“For every action, there is an equal and opposite reaction,” quoting Sir Issac Newton. In fiction, the laws of physics need not apply; authors have the freedom to meld the story to bring the reader beyond the real world and experience the “un-experienceable.” (Not a word, but it’s fiction, right?).
I’ve heard for a long time actors like to play the bad guys. While the LOTR films were in daily conversation, someone asked me whom I’d like to play. I thought being an orc would be cool, so I could walk up and growl into the camera. Also my acting abilities doubtfully would qualify for much else.

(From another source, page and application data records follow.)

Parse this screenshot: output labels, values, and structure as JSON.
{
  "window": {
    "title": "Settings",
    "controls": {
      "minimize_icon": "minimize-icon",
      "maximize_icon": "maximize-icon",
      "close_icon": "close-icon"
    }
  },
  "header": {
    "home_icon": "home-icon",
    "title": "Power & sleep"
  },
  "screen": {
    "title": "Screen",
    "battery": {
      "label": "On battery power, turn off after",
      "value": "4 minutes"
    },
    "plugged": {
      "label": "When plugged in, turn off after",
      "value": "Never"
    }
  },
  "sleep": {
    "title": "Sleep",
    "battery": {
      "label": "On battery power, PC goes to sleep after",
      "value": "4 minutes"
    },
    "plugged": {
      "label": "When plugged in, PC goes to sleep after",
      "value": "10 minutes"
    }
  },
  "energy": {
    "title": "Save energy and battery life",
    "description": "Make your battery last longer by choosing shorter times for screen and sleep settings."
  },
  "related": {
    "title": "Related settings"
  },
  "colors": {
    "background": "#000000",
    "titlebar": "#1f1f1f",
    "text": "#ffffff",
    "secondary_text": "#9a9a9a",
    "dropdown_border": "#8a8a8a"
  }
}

What’s so great about the good guys in stories? Answer: Protagonists usually look good; they help people, sometimes show emotion, self-sacrifice, and not make demands. The super-righteous good guys do not kill the bad guys on purpose; instead they want to “bring them to justice.” (Zzz…) Heroes bring us back to stories so we can see how they extinguish the next evil challenge.

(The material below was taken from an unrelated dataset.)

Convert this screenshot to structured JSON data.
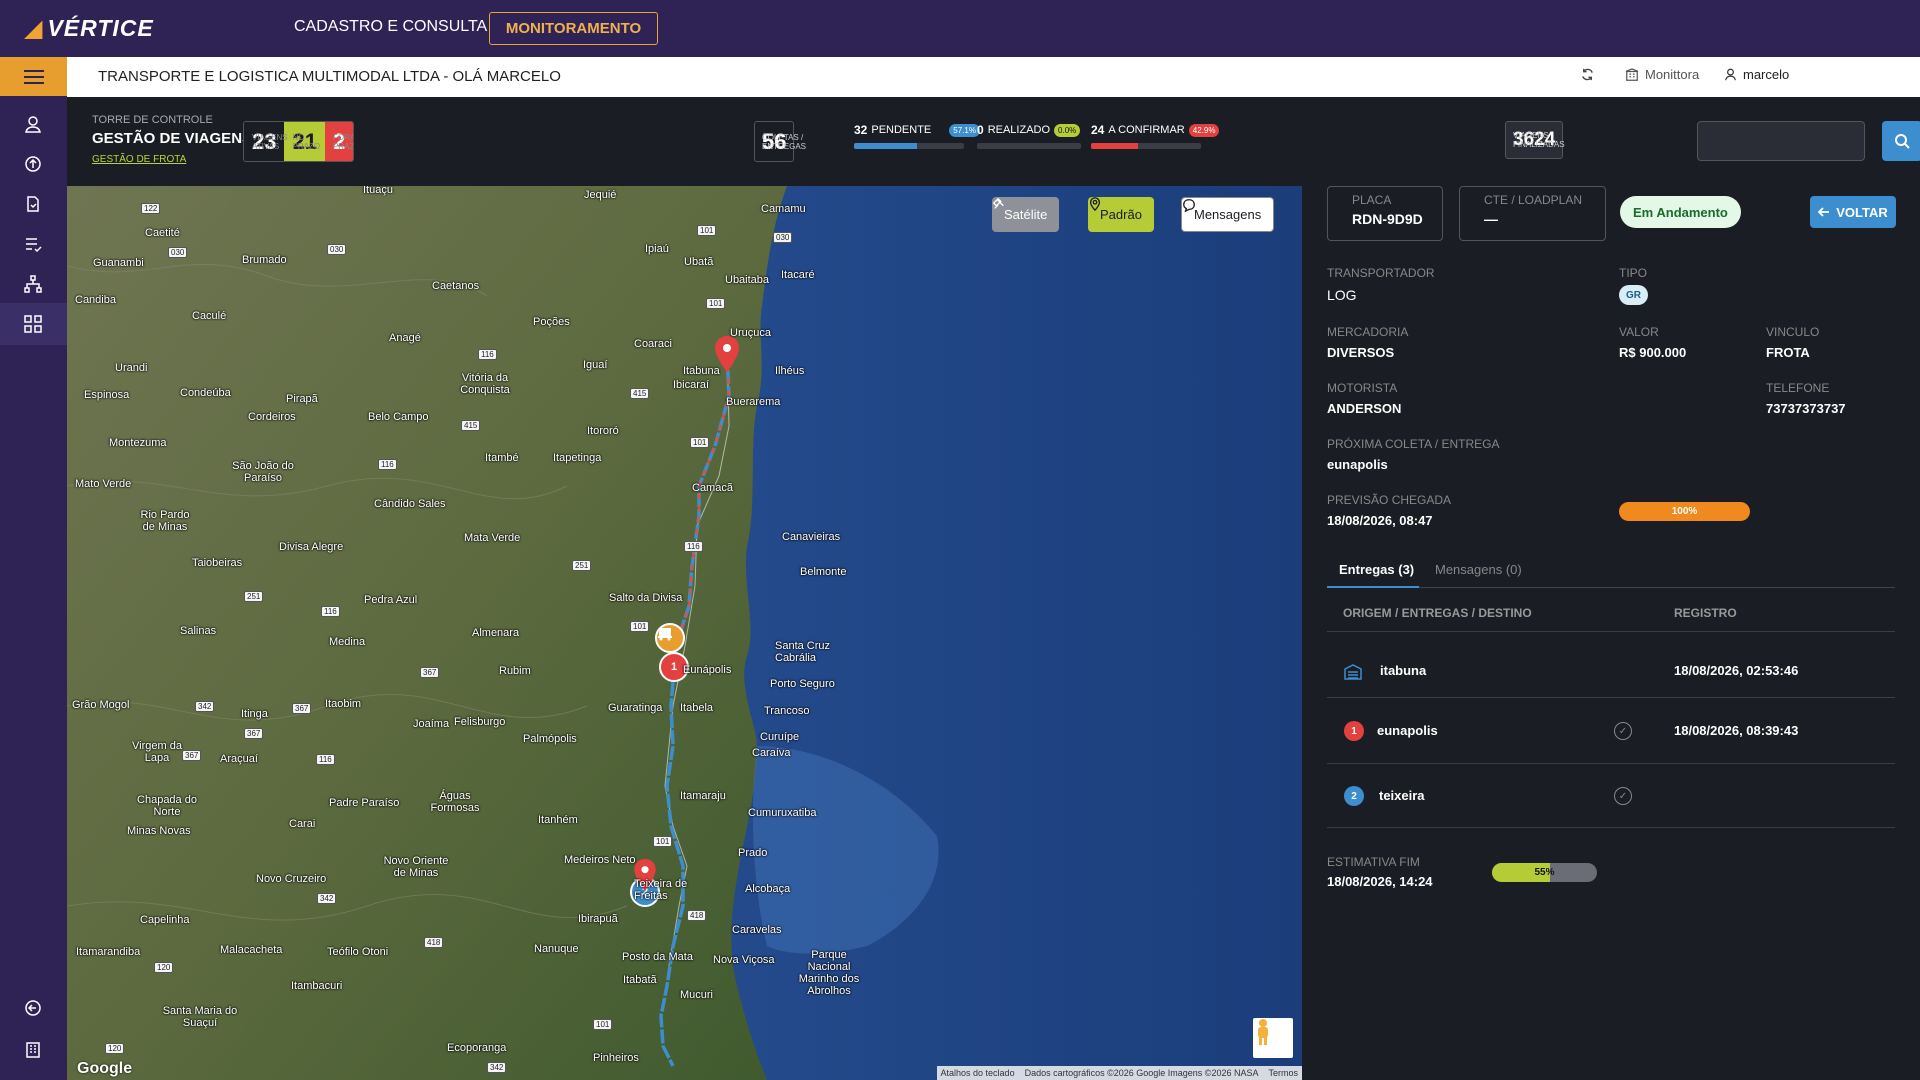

Note, the “evil challenge,” meaning, the antagonist is as important a character(s) as the protagonist. You can’t have a memorable good guy without a memorable bad guy. (Or girls) Often the antagonist is the more complex, less explained, and the more intriguing. Unlike the protagonist contemporaries, antagonists stand on different levels. Some are previous good guys but for reasons became evil by sometimes-tragic events. Other antagonists are traitors, pretend-to-be good guys, revealing their true bad intentions given the right opportunity. The completely evil, amoral antagonist sees a quick death as mercy, a slow death as justice, and senseless deaths (as in serial killers) as the means to justify their existence.
Editors remind me to develop antagonists enough to explain their behavior to enrich the story. This brings me back to the LOTR: What was Sauron’s goal? Answer: Kill and enslave to take over the world. While I cherish Tolkien’s masterpiece as much as any fan, that’s not much of a definition though it stands in the epic. (I admit to not reading the Simarillion, so unlike my husband, I don’t have a Ph.D in Tolkien.) My own preference is to reveal the evil goals and the reasoning behind them. But not all evil is created equal, so some stories need evil to represent only what it is; ruthless, brutal and uncaring for the suffering of others.
In the dark fantasy world of my creation, I prefer a dark protagonist (anti-heroine Shevata) and a lighter antagonist (the empty-headed Zermon). My Indie colleagues do an outstanding job of creating interesting protagonists and antagonists. Though the good guy stands in the center, the bad guy is at least as important standing strong in the background.